* [What you will do] Look for the word "date" in the entries below, then copy every line that has it.

* [Data extracts]
__________

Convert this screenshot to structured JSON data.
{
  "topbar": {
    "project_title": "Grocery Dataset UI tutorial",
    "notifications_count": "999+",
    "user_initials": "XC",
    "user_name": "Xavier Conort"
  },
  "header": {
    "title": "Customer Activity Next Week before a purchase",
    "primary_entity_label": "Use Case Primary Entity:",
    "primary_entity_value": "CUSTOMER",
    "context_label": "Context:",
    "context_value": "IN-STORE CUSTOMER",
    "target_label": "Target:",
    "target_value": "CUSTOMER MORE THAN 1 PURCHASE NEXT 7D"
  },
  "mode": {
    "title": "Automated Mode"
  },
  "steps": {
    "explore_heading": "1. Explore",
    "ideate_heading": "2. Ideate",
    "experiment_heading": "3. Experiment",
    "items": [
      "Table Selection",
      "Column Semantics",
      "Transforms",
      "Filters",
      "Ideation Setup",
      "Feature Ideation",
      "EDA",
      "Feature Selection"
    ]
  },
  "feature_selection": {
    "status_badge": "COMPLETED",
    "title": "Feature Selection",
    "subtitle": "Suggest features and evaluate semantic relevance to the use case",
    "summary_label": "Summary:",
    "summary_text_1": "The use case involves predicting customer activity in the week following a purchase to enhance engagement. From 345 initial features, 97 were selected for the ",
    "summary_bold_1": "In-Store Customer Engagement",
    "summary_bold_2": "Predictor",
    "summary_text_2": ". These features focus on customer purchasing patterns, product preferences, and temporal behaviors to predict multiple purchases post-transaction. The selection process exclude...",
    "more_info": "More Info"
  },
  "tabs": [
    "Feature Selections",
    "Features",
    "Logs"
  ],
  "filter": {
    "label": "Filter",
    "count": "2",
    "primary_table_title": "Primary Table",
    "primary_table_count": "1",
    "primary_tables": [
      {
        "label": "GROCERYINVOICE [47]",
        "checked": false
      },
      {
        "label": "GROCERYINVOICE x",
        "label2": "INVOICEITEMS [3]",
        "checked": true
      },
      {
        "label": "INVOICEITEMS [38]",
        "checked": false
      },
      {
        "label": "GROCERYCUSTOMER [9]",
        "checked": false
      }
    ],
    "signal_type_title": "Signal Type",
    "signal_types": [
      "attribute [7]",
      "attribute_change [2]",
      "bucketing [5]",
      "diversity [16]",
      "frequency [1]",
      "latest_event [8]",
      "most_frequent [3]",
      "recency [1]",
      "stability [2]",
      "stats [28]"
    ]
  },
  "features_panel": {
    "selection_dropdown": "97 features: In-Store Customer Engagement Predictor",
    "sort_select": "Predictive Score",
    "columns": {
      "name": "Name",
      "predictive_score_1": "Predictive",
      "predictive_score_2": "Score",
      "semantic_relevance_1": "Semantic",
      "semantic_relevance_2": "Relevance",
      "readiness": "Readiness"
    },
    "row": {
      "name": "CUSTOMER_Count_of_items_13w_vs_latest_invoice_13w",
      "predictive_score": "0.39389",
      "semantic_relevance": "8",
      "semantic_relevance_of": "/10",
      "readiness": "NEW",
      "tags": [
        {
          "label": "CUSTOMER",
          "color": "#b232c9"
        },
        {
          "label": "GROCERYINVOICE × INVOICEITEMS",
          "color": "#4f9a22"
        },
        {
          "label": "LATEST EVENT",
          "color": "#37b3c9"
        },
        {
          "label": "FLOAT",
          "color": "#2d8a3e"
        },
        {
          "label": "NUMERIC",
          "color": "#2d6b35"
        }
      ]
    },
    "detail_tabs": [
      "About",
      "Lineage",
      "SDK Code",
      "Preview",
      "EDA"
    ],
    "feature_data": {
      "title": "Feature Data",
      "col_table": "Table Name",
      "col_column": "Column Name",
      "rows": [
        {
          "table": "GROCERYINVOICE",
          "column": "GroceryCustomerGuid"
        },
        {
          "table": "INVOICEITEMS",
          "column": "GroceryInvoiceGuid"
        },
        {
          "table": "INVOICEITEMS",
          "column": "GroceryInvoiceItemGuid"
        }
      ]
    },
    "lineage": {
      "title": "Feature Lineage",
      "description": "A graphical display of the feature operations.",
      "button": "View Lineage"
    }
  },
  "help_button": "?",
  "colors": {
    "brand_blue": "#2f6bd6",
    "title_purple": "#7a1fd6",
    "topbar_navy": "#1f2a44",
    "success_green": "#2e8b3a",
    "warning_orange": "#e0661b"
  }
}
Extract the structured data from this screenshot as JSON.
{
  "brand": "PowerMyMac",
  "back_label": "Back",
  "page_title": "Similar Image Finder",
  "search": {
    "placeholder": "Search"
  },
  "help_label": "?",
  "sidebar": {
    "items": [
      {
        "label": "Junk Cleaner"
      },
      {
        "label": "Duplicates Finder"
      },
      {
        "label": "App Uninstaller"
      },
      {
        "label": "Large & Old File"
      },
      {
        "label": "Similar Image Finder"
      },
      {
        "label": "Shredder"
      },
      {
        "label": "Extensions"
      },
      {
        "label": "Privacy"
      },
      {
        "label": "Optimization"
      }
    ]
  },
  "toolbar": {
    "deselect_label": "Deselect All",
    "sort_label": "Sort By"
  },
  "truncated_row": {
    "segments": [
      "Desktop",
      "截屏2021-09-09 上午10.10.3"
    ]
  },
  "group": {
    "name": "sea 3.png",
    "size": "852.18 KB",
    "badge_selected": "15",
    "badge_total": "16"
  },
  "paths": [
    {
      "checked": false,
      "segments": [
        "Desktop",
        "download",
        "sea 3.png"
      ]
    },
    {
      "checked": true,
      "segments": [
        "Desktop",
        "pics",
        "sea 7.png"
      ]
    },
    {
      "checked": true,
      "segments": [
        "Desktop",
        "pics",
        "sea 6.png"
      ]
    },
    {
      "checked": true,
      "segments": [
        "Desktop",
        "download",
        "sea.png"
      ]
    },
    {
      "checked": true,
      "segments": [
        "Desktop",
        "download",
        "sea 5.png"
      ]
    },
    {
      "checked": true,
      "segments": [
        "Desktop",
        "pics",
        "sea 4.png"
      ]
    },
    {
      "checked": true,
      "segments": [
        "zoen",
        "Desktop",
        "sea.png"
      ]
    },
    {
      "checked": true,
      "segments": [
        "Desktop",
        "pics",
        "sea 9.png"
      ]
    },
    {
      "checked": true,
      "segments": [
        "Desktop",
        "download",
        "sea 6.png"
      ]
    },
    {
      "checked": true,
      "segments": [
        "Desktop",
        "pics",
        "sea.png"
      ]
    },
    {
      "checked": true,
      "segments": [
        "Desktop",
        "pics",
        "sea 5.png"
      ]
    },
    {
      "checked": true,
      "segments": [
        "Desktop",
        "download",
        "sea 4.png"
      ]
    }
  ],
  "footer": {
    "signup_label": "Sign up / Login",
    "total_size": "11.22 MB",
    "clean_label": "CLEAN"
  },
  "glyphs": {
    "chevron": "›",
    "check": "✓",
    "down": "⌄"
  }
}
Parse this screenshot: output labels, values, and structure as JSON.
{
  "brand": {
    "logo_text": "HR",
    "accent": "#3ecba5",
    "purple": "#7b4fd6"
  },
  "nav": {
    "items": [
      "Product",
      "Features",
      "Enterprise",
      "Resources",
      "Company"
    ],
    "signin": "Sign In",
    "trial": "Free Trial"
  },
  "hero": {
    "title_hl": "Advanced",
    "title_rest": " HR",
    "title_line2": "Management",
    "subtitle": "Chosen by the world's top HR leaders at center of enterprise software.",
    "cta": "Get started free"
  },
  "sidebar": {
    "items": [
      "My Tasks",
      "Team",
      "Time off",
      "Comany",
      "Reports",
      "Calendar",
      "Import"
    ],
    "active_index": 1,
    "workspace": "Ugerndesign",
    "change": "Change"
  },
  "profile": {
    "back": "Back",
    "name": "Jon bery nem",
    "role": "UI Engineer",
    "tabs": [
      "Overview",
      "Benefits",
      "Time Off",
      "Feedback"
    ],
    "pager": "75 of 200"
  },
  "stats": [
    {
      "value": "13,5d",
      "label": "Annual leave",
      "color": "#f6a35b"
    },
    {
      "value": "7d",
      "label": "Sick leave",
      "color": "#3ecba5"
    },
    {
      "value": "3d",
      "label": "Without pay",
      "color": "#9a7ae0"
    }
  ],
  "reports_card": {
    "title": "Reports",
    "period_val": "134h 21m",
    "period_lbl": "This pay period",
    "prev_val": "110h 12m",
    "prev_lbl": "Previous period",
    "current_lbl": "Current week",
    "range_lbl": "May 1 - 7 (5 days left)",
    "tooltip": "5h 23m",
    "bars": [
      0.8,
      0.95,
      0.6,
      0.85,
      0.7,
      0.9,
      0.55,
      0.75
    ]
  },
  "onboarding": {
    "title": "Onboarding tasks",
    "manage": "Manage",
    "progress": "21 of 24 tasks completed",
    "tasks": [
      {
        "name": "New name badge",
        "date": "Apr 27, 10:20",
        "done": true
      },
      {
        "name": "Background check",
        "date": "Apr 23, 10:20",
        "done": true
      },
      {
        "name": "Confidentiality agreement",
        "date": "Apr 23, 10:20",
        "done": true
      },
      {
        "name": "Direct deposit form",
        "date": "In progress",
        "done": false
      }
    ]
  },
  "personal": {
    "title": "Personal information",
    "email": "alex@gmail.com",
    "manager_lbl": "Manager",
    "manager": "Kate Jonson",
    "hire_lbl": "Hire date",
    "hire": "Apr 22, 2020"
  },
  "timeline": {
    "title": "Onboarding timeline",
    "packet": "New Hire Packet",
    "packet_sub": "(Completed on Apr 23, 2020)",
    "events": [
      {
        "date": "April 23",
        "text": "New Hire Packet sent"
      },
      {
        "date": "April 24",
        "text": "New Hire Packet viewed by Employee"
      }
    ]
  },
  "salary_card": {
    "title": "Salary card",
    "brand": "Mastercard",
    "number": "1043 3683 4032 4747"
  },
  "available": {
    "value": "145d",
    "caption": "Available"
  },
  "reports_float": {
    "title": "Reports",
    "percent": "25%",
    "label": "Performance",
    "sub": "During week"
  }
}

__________

* [Solution to this task]
        "date": "Apr 27, 10:20",
        "date": "Apr 23, 10:20",
        "date": "Apr 23, 10:20",
        "date": "In progress",
    "hire_lbl": "Hire date",
        "date": "April 23",
        "date": "April 24",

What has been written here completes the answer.